LEONARD FEATHER (1963)1
When I started out with this research, I had a clear plan in mind. I wanted to do research and catalogue the available existing methods for Jazz bass education. But during the process I realized that matters were more complex than I had foreseen. The original concept for methodic music education was mostly developed for classical music practise. That goal is to methodically teach a musician who has a clear and uniform background and who is heading towards a clear destination; becoming a musician in an orchestra or ensemble, either as an orchestra musician or soloist. The students are to reproduce as faithfully as possible what others put in front of them. The room for self-expression is within the limits of the material at hand. This is, of course, a simplification of reality since classical music education has also been developing in many ways over the years.
When Jazz education was starting to be institutionalized, educators tried to copy the education methods of classical music to teach Jazz but the essence of the music practice of a Jazz musician is a very different one. The skillset needed to become a successful Jazz musician is of a different order than for a classical musician. It is not a process of reproduction but of creation and re-creation. The essence is improvisation and interplay.
The term "interplay" can have various meanings. We may say there is always a degree of interplay in any ensemble music, given that the end result depends on the relation established between all the instruments involved.
In the sphere of Jazz, however, it has always referred to a precise musical concept whereby the "roles" of the instruments give way to a work of reciprocal exchange, in which each player influences the other. By "role" we mean the traditional function assigned to each instrument, consolidated over time. This is most true of instruments such as the bass and drums, which have traditionally been relegated to an accompanying role.2
In addition, there were other factors that complicated matters for researching Jazz double bass methods. Paper books are from the 20th century and before. As the internet was developed near the end of the 20th century and came to full bloom in the 21st century, this radically changed the way we learn and the way we teach. Before the influence of the internet, in the early 20th century, the invention of music recording techniques had a big impact as well. Not only did this transform the way we consume music but also the way we learn to play music. This is especially the case for Jazz, an art form that arguably owes a big part of its development to the gramophone.
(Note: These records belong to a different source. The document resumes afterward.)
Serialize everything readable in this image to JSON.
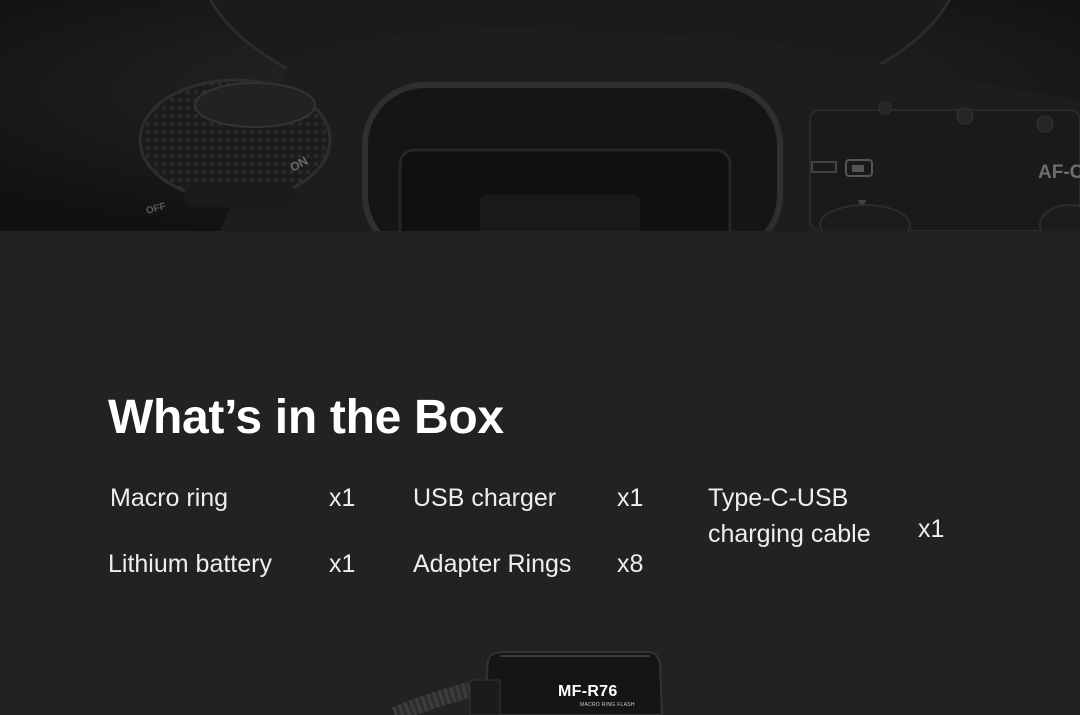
{
  "hero": {
    "dial_text_on": "ON",
    "dial_text_off": "OFF",
    "body_label": "AF-C"
  },
  "section": {
    "title": "What’s in the Box"
  },
  "box_items": [
    {
      "name": "Macro ring",
      "qty": "x1"
    },
    {
      "name": "USB charger",
      "qty": "x1"
    },
    {
      "name_line1": "Type-C-USB",
      "name_line2": "charging cable",
      "qty": "x1"
    },
    {
      "name": "Lithium battery",
      "qty": "x1"
    },
    {
      "name": "Adapter Rings",
      "qty": "x8"
    }
  ],
  "product": {
    "model": "MF-R76",
    "subtitle": "MACRO RING FLASH"
  }
}
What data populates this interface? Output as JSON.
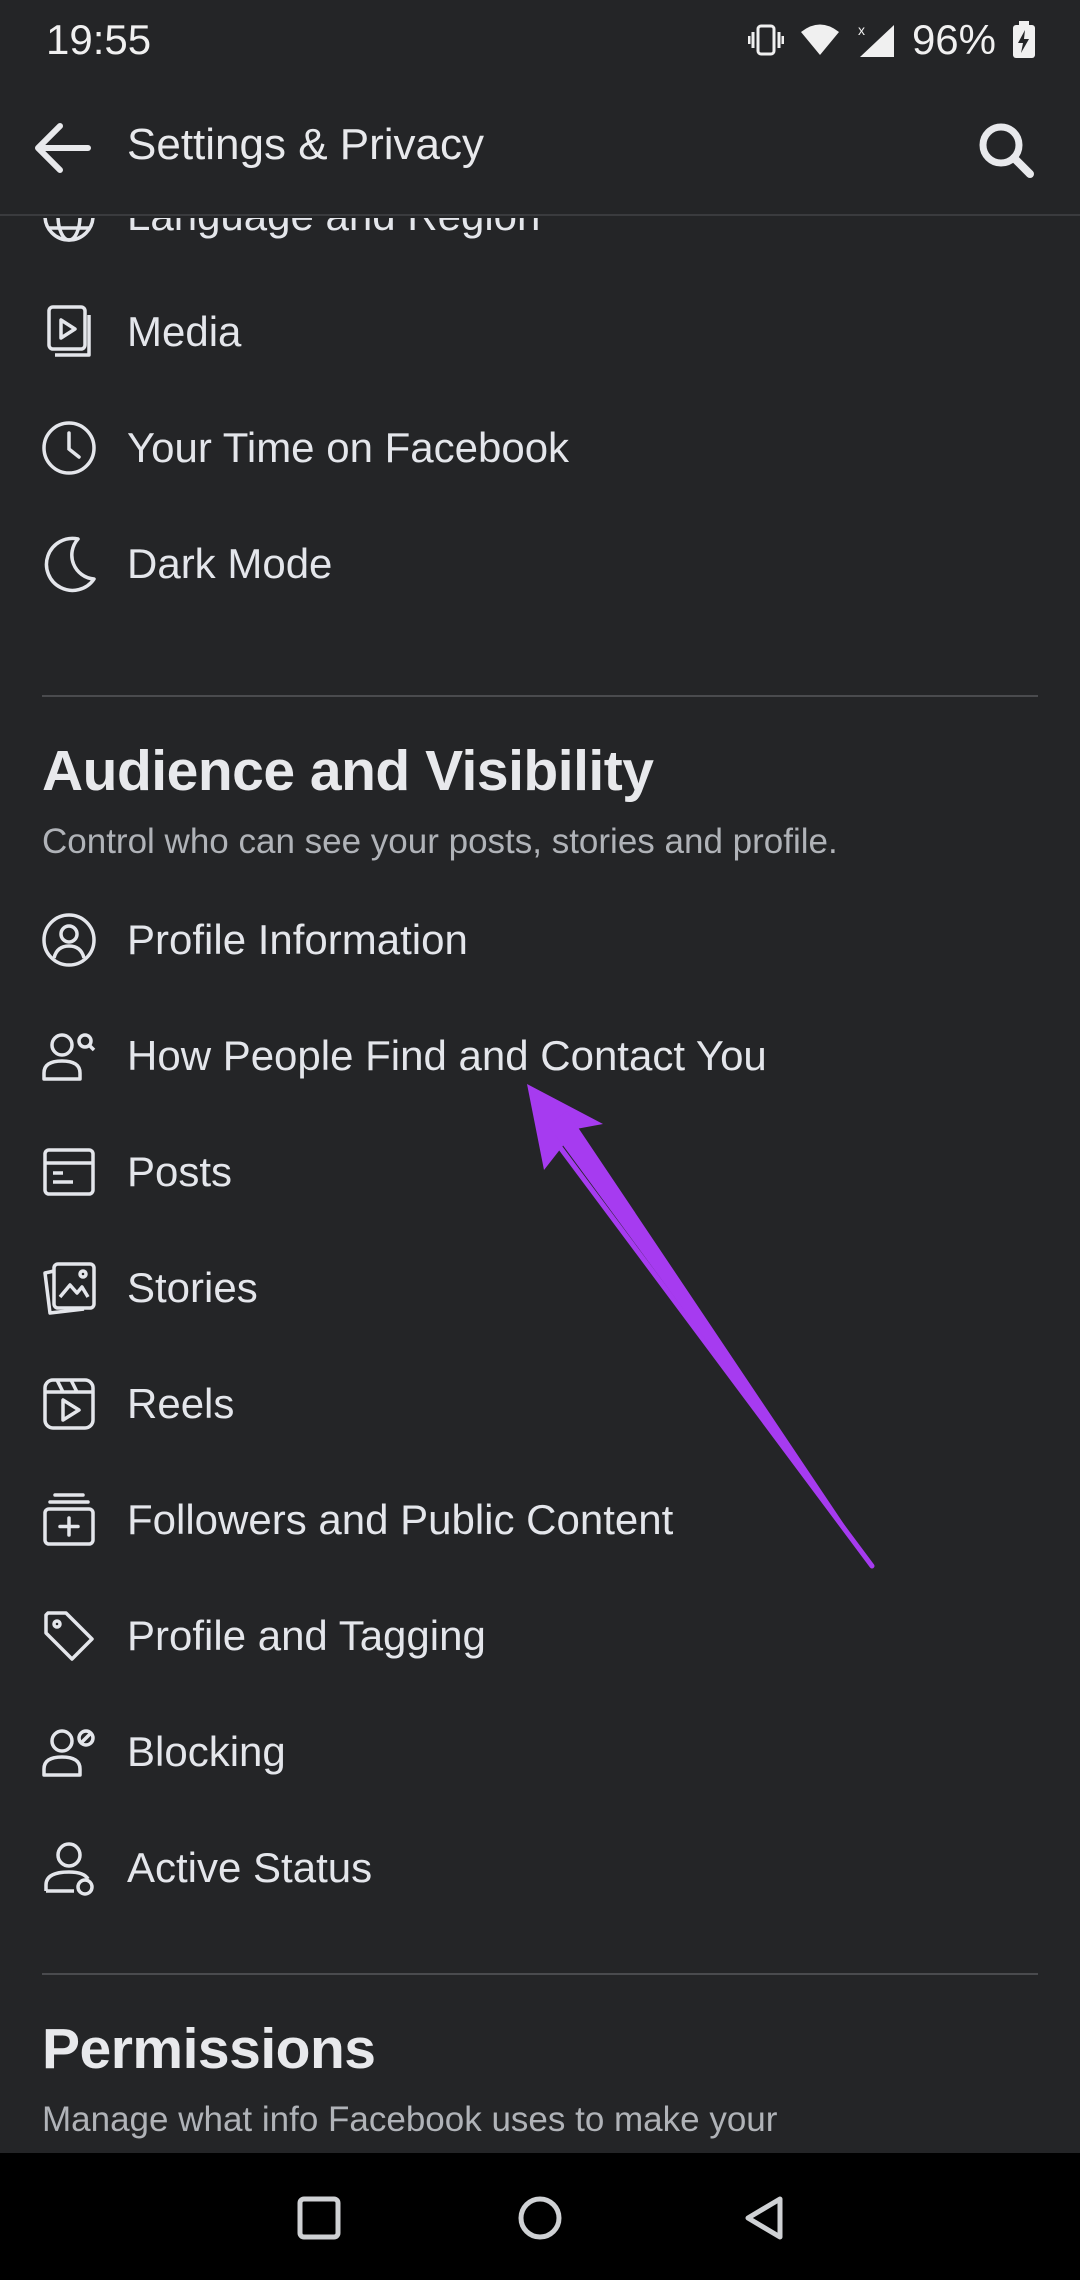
{
  "status_bar": {
    "time": "19:55",
    "battery": "96%",
    "icons": [
      "vibrate-icon",
      "wifi-icon",
      "signal-icon",
      "battery-charging-icon"
    ]
  },
  "header": {
    "title": "Settings & Privacy",
    "back_icon": "arrow-left-icon",
    "search_icon": "search-icon"
  },
  "preferences_items": [
    {
      "label": "Language and Region",
      "icon": "globe-icon"
    },
    {
      "label": "Media",
      "icon": "media-icon"
    },
    {
      "label": "Your Time on Facebook",
      "icon": "clock-icon"
    },
    {
      "label": "Dark Mode",
      "icon": "moon-icon"
    }
  ],
  "audience": {
    "title": "Audience and Visibility",
    "subtitle": "Control who can see your posts, stories and profile.",
    "items": [
      {
        "label": "Profile Information",
        "icon": "profile-circle-icon"
      },
      {
        "label": "How People Find and Contact You",
        "icon": "people-contact-icon"
      },
      {
        "label": "Posts",
        "icon": "posts-icon"
      },
      {
        "label": "Stories",
        "icon": "stories-icon"
      },
      {
        "label": "Reels",
        "icon": "reels-icon"
      },
      {
        "label": "Followers and Public Content",
        "icon": "followers-icon"
      },
      {
        "label": "Profile and Tagging",
        "icon": "tag-icon"
      },
      {
        "label": "Blocking",
        "icon": "blocking-icon"
      },
      {
        "label": "Active Status",
        "icon": "active-status-icon"
      }
    ]
  },
  "permissions": {
    "title": "Permissions",
    "subtitle": "Manage what info Facebook uses to make your"
  },
  "annotation": {
    "arrow_color": "#a63bf0"
  },
  "nav_bar": {
    "icons": [
      "recents-square-icon",
      "home-circle-icon",
      "back-triangle-icon"
    ]
  },
  "colors": {
    "background": "#242527",
    "text": "#e4e6eb",
    "subtext": "#b0b3b8"
  }
}
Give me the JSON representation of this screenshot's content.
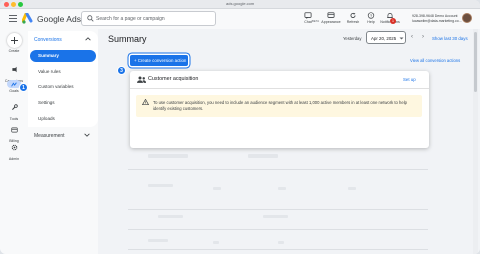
{
  "window": {
    "url": "ads.google.com"
  },
  "header": {
    "brand": "Google Ads",
    "search_placeholder": "Search for a page or campaign",
    "tools": [
      {
        "label": "Chat",
        "badge": "BETA"
      },
      {
        "label": "Appearance"
      },
      {
        "label": "Refresh"
      },
      {
        "label": "Help"
      },
      {
        "label": "Notifications",
        "count": "1"
      }
    ],
    "account_line1": "928-398-9648 Demo Account",
    "account_line2": "lucaswilm@data-marketing.co..."
  },
  "leftnav": {
    "items": [
      {
        "label": "Create"
      },
      {
        "label": "Campaigns"
      },
      {
        "label": "Goals"
      },
      {
        "label": "Tools"
      },
      {
        "label": "Billing"
      },
      {
        "label": "Admin"
      }
    ]
  },
  "subnav": {
    "group_title": "Conversions",
    "items": [
      {
        "label": "Summary"
      },
      {
        "label": "Value rules"
      },
      {
        "label": "Custom variables"
      },
      {
        "label": "Settings"
      },
      {
        "label": "Uploads"
      }
    ],
    "measurement": "Measurement"
  },
  "steps": {
    "one": "1",
    "two": "2",
    "three": "3"
  },
  "main": {
    "title": "Summary",
    "date_label": "Yesterday",
    "date_value": "Apr 20, 2025",
    "show_last": "Show last 30 days",
    "create_button": "+ Create conversion action",
    "view_all": "View all conversion actions",
    "card": {
      "title": "Customer acquisition",
      "setup": "Set up",
      "warning": "To use customer acquisition, you need to include an audience segment with at least 1,000 active members in at least one network to help identify existing customers."
    }
  }
}
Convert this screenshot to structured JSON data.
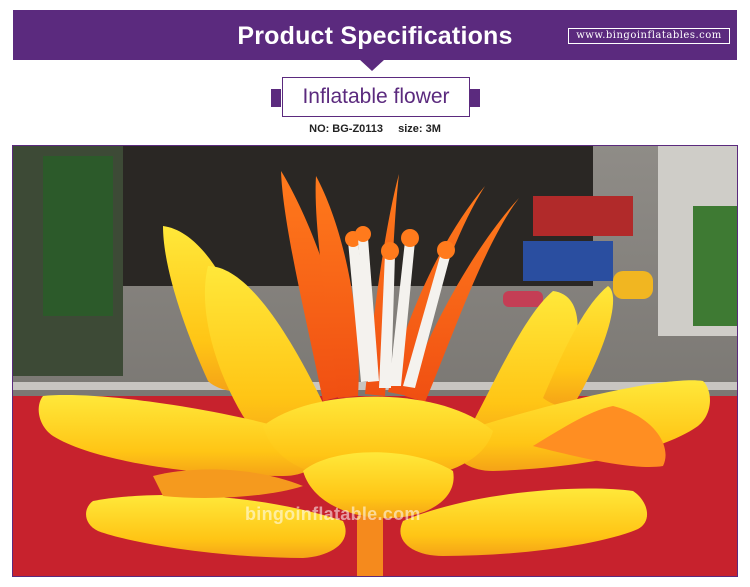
{
  "header": {
    "title": "Product Specifications",
    "site_url": "www.bingoinflatables.com",
    "accent_color": "#5b2a7e"
  },
  "product": {
    "name": "Inflatable flower",
    "no_label": "NO:",
    "no_value": "BG-Z0113",
    "size_label": "size:",
    "size_value": "3M"
  },
  "photo": {
    "watermark": "bingoinflatable.com",
    "subject": "inflatable-flower-photo"
  }
}
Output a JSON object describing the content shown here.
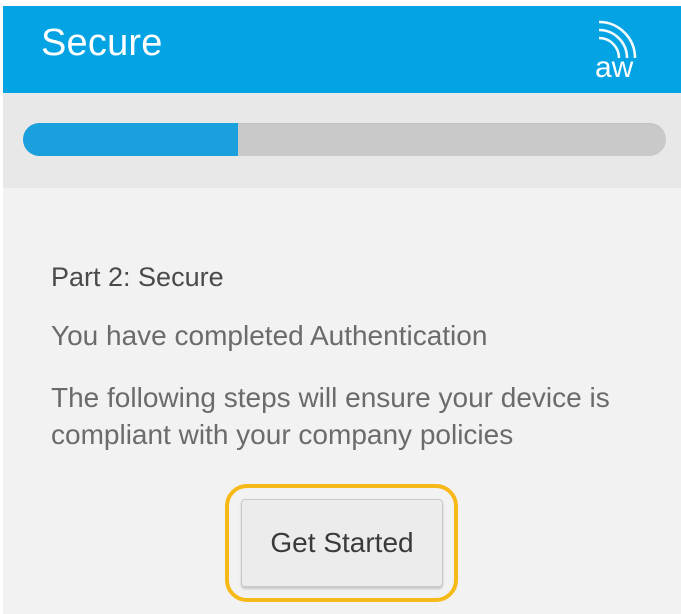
{
  "header": {
    "title": "Secure",
    "logo": {
      "icon": "airwatch-logo-icon",
      "text": "aw"
    },
    "background_color": "#04a3e3"
  },
  "progress": {
    "value": 0.335,
    "fill_color": "#1aa0dc",
    "track_color": "#c9c9c9"
  },
  "main": {
    "heading": "Part 2: Secure",
    "completed_message": "You have completed Authentication",
    "description": "The following steps will ensure your device is compliant with your company policies",
    "get_started_label": "Get Started",
    "highlight_color": "#f6b917"
  }
}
So, with this in mind, I widened the scope of my research and started to look at Jazz double bass teaching in the 21st century in a broader context than just researching method books.
Besides the books and methods that are already well-known, I found both old and new material that is rarely being used. Also I found online courses and interesting research papers on specific topics that are of great interest for both students and teachers. In order to give both of them insights into this available material, I set up a data base (aptly named ‘Jazz Data Bass’).
In order to set up a way to compare and value these methods I set up practice based research. Using my own experience and the experience of other teachers and students, I researched the definition of an educational method and I analyzed which elements need to be taught in order to teach a Jazz double bass student. I designed a graphical theoretical framework showing the complexity and wide variety of topics needed. With this in mind I analyzed the educational methods found and discussed the advantages and challenges of the different method styles. In order to make these methods easier accessible for both students and teachers I developed an online data base, the Jazz Data Bass.
Following my findings during the start of my research i refined my question to ‘How to teach Jazz double bass in the 21st century?’. By researching available traditional methods and newly developed methods both online and on paper and looking at new developments like apps and internet applications, I hope to give an overview to both teachers and students of the available tools to effectively learn to play jazz double bass in the 21st century.